WHAT THIS TASK INVOLVES — Note how many lines in these entries contain "photo", and reply with that number alone.

EXERCISE INPUT —
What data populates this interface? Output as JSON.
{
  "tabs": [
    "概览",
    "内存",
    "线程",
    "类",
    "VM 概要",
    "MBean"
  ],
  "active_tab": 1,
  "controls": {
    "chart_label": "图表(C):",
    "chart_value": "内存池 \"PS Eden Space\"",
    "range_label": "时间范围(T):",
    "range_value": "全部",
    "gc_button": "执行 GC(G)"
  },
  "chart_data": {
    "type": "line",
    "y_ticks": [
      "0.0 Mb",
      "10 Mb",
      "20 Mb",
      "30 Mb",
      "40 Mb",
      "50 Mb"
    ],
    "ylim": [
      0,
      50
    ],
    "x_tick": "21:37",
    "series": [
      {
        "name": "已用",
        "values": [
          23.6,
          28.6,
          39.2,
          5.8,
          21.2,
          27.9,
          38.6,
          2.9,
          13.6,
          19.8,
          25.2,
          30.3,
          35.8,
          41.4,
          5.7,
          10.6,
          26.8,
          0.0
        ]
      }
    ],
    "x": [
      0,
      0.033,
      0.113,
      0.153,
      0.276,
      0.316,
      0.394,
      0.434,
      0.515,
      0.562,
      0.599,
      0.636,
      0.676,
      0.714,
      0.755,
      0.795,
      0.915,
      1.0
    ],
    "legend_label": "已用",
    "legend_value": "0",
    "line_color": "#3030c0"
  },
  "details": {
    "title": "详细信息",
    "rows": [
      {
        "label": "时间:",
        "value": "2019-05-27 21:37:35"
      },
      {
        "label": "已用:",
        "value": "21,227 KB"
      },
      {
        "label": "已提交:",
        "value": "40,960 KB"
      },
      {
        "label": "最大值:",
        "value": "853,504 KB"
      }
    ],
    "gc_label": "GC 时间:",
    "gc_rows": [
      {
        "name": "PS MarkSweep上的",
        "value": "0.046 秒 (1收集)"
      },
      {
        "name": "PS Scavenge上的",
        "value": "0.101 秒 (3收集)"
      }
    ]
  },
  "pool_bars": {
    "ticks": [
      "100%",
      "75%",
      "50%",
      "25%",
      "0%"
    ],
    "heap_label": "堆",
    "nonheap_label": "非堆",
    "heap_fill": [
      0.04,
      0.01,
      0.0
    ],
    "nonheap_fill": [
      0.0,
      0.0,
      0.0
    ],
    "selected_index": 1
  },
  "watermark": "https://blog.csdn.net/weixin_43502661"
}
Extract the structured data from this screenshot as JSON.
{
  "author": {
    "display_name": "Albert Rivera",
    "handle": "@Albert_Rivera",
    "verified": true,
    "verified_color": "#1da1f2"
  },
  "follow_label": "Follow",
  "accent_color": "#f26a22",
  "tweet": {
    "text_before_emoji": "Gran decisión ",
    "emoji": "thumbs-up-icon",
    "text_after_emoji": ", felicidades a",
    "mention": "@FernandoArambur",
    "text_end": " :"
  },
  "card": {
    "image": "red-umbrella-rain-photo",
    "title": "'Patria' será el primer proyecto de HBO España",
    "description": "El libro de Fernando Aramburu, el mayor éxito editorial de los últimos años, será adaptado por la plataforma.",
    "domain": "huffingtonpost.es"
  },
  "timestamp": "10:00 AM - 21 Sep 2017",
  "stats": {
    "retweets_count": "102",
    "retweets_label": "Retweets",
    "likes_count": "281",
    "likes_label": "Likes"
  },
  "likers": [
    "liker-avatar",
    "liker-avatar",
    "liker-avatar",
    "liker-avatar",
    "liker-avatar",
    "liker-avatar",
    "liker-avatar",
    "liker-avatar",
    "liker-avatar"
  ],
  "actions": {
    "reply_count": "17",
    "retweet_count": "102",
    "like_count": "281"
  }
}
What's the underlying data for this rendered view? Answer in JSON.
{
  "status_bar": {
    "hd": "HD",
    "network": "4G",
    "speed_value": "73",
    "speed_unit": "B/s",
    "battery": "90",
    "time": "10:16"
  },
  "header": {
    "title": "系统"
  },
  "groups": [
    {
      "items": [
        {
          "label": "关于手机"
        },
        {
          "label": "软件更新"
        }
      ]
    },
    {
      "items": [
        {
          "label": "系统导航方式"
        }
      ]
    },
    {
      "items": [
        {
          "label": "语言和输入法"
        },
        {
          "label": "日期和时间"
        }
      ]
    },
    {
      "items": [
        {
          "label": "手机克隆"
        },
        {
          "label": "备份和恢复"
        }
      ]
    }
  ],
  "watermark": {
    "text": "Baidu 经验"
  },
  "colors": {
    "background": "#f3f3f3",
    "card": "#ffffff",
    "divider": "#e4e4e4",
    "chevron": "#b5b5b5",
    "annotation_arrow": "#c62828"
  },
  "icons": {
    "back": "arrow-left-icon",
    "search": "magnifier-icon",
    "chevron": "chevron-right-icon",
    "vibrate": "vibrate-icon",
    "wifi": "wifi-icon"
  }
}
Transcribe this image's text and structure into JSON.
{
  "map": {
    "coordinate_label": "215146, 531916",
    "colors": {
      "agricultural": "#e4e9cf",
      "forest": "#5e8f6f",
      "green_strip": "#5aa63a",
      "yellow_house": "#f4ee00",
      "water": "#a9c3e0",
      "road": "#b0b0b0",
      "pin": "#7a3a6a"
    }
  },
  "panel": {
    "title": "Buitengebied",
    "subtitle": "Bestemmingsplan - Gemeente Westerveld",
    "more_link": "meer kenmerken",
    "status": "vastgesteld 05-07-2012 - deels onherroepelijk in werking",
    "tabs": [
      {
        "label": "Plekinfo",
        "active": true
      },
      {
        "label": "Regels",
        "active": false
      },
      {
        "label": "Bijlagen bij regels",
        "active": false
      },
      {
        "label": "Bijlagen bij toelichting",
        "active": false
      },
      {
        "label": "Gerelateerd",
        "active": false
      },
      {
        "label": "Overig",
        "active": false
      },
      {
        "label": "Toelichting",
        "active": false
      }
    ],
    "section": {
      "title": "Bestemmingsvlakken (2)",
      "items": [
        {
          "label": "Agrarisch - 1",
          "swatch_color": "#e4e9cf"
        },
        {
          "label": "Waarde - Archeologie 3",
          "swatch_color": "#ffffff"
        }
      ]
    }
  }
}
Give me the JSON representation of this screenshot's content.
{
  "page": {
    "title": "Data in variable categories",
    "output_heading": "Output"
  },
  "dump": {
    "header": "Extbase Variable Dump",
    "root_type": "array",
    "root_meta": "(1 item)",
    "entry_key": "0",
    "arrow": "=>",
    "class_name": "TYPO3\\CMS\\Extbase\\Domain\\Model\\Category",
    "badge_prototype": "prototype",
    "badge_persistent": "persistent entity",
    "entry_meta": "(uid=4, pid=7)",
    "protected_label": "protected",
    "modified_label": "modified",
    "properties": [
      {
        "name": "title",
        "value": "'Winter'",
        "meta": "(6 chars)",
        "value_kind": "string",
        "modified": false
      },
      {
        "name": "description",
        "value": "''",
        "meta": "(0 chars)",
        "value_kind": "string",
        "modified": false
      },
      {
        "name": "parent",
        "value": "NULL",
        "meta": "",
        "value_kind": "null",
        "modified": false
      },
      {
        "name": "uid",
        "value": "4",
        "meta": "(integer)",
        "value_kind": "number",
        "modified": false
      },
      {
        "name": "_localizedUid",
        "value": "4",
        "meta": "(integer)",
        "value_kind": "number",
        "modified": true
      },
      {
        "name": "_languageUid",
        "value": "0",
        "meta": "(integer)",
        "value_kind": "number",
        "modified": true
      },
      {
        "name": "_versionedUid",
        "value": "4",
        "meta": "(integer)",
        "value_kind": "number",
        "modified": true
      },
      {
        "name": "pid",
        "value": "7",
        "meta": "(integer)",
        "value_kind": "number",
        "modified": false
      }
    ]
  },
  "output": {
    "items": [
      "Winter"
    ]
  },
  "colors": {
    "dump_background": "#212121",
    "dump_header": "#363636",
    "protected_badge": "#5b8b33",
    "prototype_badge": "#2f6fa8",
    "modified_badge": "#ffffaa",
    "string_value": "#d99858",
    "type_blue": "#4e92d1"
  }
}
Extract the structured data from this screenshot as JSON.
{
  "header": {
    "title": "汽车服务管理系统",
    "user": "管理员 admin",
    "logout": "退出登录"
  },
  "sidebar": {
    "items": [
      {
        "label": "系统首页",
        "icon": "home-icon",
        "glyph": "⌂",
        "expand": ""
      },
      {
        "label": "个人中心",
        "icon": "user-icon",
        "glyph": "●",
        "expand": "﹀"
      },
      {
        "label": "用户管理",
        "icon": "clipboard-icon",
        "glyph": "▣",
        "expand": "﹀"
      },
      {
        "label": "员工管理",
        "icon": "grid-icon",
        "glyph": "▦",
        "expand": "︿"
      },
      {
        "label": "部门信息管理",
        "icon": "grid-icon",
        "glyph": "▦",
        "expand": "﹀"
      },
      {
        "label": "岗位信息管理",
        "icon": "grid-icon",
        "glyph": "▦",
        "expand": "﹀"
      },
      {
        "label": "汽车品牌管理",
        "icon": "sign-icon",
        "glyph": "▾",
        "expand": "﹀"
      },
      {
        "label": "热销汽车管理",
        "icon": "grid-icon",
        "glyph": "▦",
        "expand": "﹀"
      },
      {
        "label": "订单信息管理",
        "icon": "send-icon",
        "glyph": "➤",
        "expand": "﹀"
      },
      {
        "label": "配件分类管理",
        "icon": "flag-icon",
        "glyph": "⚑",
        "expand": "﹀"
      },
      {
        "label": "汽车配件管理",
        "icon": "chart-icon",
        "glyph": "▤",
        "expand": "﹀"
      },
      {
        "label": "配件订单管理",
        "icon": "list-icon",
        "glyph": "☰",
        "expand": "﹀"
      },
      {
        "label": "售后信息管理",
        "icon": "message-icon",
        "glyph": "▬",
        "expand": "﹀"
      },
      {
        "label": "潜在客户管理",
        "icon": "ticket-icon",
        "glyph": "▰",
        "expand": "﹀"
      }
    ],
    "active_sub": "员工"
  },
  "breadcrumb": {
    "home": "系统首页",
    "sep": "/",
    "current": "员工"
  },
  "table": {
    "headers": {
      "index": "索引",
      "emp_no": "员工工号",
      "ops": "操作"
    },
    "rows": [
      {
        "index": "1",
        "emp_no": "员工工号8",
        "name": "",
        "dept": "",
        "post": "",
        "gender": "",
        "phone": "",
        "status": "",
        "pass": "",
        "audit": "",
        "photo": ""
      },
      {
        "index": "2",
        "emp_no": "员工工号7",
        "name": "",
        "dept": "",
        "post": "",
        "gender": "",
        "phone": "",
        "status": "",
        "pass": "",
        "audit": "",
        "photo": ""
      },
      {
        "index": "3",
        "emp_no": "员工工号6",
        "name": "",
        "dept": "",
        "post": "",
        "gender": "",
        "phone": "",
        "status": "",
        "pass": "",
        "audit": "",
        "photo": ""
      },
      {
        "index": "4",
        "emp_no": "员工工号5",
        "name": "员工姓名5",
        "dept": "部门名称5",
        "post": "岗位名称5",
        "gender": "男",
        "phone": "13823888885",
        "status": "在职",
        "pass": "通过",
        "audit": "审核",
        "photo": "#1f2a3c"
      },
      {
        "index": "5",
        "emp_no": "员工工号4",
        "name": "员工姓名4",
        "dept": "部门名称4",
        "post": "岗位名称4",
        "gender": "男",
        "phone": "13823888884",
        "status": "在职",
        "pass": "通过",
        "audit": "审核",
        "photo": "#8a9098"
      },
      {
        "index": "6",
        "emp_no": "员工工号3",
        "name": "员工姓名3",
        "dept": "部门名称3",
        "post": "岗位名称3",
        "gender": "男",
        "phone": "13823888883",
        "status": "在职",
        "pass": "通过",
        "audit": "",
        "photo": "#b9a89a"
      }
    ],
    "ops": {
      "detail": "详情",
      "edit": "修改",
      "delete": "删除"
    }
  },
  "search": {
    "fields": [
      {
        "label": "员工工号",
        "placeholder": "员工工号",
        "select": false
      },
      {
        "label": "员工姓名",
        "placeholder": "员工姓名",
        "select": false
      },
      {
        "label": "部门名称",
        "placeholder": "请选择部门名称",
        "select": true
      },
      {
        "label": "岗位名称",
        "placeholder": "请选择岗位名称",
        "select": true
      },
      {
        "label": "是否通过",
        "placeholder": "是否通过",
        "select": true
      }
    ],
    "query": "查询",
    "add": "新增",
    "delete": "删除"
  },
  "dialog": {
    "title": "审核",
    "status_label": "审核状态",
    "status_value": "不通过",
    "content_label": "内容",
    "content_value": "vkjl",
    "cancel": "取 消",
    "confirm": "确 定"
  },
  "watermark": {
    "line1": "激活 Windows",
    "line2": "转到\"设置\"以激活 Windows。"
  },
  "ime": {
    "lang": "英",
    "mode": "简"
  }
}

RESPONSE BELOW — 7